ACTIVITY:
Search the material below for the string "title" and copy each line where it appears.

AVAILABLE DATA:
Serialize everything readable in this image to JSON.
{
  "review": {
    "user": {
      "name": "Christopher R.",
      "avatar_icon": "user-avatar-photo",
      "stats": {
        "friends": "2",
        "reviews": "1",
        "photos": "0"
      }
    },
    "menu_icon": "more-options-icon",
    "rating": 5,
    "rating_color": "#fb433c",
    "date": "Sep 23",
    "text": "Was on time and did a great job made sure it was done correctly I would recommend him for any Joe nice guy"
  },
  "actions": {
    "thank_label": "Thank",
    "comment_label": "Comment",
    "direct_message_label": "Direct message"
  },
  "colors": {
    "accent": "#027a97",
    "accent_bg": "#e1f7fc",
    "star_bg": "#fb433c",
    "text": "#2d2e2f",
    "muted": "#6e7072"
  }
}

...

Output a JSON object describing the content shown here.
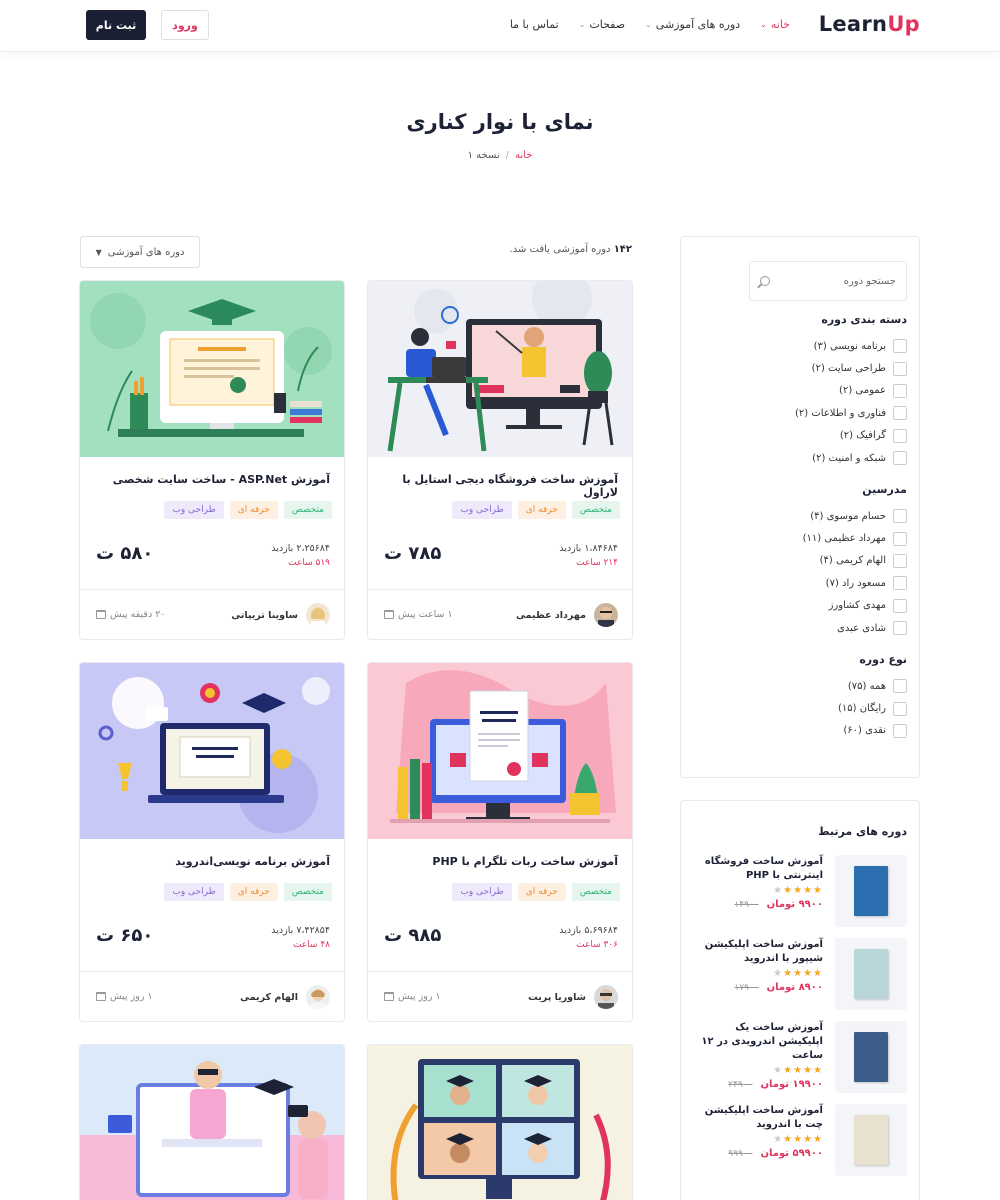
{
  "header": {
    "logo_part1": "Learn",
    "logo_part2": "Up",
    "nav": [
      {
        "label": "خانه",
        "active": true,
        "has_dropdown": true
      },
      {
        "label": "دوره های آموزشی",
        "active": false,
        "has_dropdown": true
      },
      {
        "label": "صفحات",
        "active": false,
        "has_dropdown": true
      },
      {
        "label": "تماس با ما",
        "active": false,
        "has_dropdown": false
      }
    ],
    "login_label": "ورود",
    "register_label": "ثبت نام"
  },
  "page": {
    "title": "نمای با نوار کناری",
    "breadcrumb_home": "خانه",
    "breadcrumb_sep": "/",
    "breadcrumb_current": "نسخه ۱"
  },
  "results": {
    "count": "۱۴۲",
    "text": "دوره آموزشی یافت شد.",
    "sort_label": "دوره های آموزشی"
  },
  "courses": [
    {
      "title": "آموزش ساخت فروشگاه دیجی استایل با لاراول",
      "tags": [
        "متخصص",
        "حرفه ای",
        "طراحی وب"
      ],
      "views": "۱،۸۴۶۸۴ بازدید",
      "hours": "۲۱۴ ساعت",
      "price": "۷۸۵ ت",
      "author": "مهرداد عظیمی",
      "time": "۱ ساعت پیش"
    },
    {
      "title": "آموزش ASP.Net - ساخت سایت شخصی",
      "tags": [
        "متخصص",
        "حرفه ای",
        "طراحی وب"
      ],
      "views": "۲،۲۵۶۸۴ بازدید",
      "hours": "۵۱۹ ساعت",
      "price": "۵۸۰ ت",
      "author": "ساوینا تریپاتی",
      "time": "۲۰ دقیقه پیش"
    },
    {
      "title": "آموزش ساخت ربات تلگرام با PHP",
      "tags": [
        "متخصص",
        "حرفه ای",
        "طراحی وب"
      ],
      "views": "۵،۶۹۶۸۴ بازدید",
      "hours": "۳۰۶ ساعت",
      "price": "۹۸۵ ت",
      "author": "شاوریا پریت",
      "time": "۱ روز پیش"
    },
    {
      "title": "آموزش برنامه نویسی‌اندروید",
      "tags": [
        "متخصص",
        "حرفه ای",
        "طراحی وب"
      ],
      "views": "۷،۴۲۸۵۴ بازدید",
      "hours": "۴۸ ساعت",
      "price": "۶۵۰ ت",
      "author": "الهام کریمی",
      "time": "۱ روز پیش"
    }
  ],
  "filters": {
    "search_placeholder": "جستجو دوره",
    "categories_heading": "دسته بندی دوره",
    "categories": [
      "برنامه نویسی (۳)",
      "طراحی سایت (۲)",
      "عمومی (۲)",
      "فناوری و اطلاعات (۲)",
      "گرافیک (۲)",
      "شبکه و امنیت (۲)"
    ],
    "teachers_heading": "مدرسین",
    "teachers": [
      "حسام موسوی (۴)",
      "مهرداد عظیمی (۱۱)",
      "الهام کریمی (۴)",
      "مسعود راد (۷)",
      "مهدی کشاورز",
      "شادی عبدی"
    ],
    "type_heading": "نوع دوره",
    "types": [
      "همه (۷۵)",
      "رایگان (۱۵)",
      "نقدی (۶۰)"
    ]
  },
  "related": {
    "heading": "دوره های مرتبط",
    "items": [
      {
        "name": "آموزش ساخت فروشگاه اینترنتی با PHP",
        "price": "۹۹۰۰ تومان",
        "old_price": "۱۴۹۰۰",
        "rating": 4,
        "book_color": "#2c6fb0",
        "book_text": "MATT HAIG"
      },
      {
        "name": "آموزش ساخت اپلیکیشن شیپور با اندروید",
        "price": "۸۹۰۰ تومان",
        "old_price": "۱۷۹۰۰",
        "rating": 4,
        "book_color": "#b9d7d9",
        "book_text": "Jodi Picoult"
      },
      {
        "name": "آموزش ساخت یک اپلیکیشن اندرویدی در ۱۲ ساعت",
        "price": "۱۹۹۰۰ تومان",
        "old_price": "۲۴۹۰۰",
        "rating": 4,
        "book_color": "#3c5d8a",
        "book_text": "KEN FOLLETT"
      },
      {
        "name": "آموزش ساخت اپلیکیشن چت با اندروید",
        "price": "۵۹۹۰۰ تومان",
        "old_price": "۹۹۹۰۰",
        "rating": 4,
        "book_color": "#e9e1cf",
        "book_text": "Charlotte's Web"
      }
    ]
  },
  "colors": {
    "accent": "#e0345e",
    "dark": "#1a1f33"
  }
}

TASK SOLUTION:
    "title": "نمای با نوار کناری",
      "title": "آموزش ساخت فروشگاه دیجی استایل با لاراول",
      "title": "آموزش ASP.Net - ساخت سایت شخصی",
      "title": "آموزش ساخت ربات تلگرام با PHP",
      "title": "آموزش برنامه نویسی‌اندروید",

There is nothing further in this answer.